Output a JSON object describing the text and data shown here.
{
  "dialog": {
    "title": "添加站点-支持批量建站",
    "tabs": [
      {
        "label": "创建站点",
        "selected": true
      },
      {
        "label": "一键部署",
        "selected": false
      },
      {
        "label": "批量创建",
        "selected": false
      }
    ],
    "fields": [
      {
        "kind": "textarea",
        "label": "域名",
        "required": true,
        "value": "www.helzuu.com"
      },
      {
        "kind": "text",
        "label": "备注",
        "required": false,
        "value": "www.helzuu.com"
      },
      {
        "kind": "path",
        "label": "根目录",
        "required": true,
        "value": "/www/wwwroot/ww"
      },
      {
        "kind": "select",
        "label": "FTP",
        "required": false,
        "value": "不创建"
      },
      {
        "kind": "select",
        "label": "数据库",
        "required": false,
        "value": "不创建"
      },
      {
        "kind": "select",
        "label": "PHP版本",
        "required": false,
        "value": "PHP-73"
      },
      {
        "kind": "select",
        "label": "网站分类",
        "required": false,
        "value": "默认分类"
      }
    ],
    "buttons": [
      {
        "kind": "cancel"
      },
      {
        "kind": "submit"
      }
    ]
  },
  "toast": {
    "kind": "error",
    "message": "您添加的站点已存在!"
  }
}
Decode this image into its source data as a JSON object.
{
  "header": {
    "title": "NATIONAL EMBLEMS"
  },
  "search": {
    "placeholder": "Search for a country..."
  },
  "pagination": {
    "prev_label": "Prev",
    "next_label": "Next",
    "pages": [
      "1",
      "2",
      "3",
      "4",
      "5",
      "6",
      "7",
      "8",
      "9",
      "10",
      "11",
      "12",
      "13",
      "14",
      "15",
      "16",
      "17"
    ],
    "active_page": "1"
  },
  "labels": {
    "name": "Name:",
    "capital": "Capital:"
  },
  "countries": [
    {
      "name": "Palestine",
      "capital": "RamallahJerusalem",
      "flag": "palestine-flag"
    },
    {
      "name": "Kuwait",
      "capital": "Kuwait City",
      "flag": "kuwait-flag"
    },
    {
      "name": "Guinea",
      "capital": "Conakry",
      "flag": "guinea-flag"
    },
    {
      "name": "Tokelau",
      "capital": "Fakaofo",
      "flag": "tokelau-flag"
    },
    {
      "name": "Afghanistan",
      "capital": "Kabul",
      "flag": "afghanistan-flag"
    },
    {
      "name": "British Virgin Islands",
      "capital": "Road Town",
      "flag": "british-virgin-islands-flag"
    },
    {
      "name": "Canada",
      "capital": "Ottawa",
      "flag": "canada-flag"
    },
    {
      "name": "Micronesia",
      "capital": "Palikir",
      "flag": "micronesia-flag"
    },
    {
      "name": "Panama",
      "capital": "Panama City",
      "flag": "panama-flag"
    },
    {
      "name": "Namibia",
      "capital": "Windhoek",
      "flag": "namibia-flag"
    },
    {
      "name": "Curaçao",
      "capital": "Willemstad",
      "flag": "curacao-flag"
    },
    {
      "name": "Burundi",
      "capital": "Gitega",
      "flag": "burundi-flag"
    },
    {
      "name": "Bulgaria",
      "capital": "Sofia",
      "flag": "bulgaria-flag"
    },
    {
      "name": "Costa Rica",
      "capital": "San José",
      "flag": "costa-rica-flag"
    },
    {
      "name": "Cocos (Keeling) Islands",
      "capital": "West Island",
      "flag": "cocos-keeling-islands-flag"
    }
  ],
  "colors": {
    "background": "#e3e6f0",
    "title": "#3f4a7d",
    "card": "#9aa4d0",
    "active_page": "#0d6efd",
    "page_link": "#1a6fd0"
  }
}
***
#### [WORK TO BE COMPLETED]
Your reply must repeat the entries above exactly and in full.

#### [WRITTEN ANSWER]
Output a JSON object describing the text and data shown here.
{
  "dialog": {
    "title": "添加站点-支持批量建站",
    "tabs": [
      {
        "label": "创建站点",
        "selected": true
      },
      {
        "label": "一键部署",
        "selected": false
      },
      {
        "label": "批量创建",
        "selected": false
      }
    ],
    "fields": [
      {
        "kind": "textarea",
        "label": "域名",
        "required": true,
        "value": "www.helzuu.com"
      },
      {
        "kind": "text",
        "label": "备注",
        "required": false,
        "value": "www.helzuu.com"
      },
      {
        "kind": "path",
        "label": "根目录",
        "required": true,
        "value": "/www/wwwroot/ww"
      },
      {
        "kind": "select",
        "label": "FTP",
        "required": false,
        "value": "不创建"
      },
      {
        "kind": "select",
        "label": "数据库",
        "required": false,
        "value": "不创建"
      },
      {
        "kind": "select",
        "label": "PHP版本",
        "required": false,
        "value": "PHP-73"
      },
      {
        "kind": "select",
        "label": "网站分类",
        "required": false,
        "value": "默认分类"
      }
    ],
    "buttons": [
      {
        "kind": "cancel"
      },
      {
        "kind": "submit"
      }
    ]
  },
  "toast": {
    "kind": "error",
    "message": "您添加的站点已存在!"
  }
}
Decode this image into its source data as a JSON object.
{
  "header": {
    "title": "NATIONAL EMBLEMS"
  },
  "search": {
    "placeholder": "Search for a country..."
  },
  "pagination": {
    "prev_label": "Prev",
    "next_label": "Next",
    "pages": [
      "1",
      "2",
      "3",
      "4",
      "5",
      "6",
      "7",
      "8",
      "9",
      "10",
      "11",
      "12",
      "13",
      "14",
      "15",
      "16",
      "17"
    ],
    "active_page": "1"
  },
  "labels": {
    "name": "Name:",
    "capital": "Capital:"
  },
  "countries": [
    {
      "name": "Palestine",
      "capital": "RamallahJerusalem",
      "flag": "palestine-flag"
    },
    {
      "name": "Kuwait",
      "capital": "Kuwait City",
      "flag": "kuwait-flag"
    },
    {
      "name": "Guinea",
      "capital": "Conakry",
      "flag": "guinea-flag"
    },
    {
      "name": "Tokelau",
      "capital": "Fakaofo",
      "flag": "tokelau-flag"
    },
    {
      "name": "Afghanistan",
      "capital": "Kabul",
      "flag": "afghanistan-flag"
    },
    {
      "name": "British Virgin Islands",
      "capital": "Road Town",
      "flag": "british-virgin-islands-flag"
    },
    {
      "name": "Canada",
      "capital": "Ottawa",
      "flag": "canada-flag"
    },
    {
      "name": "Micronesia",
      "capital": "Palikir",
      "flag": "micronesia-flag"
    },
    {
      "name": "Panama",
      "capital": "Panama City",
      "flag": "panama-flag"
    },
    {
      "name": "Namibia",
      "capital": "Windhoek",
      "flag": "namibia-flag"
    },
    {
      "name": "Curaçao",
      "capital": "Willemstad",
      "flag": "curacao-flag"
    },
    {
      "name": "Burundi",
      "capital": "Gitega",
      "flag": "burundi-flag"
    },
    {
      "name": "Bulgaria",
      "capital": "Sofia",
      "flag": "bulgaria-flag"
    },
    {
      "name": "Costa Rica",
      "capital": "San José",
      "flag": "costa-rica-flag"
    },
    {
      "name": "Cocos (Keeling) Islands",
      "capital": "West Island",
      "flag": "cocos-keeling-islands-flag"
    }
  ],
  "colors": {
    "background": "#e3e6f0",
    "title": "#3f4a7d",
    "card": "#9aa4d0",
    "active_page": "#0d6efd",
    "page_link": "#1a6fd0"
  }
}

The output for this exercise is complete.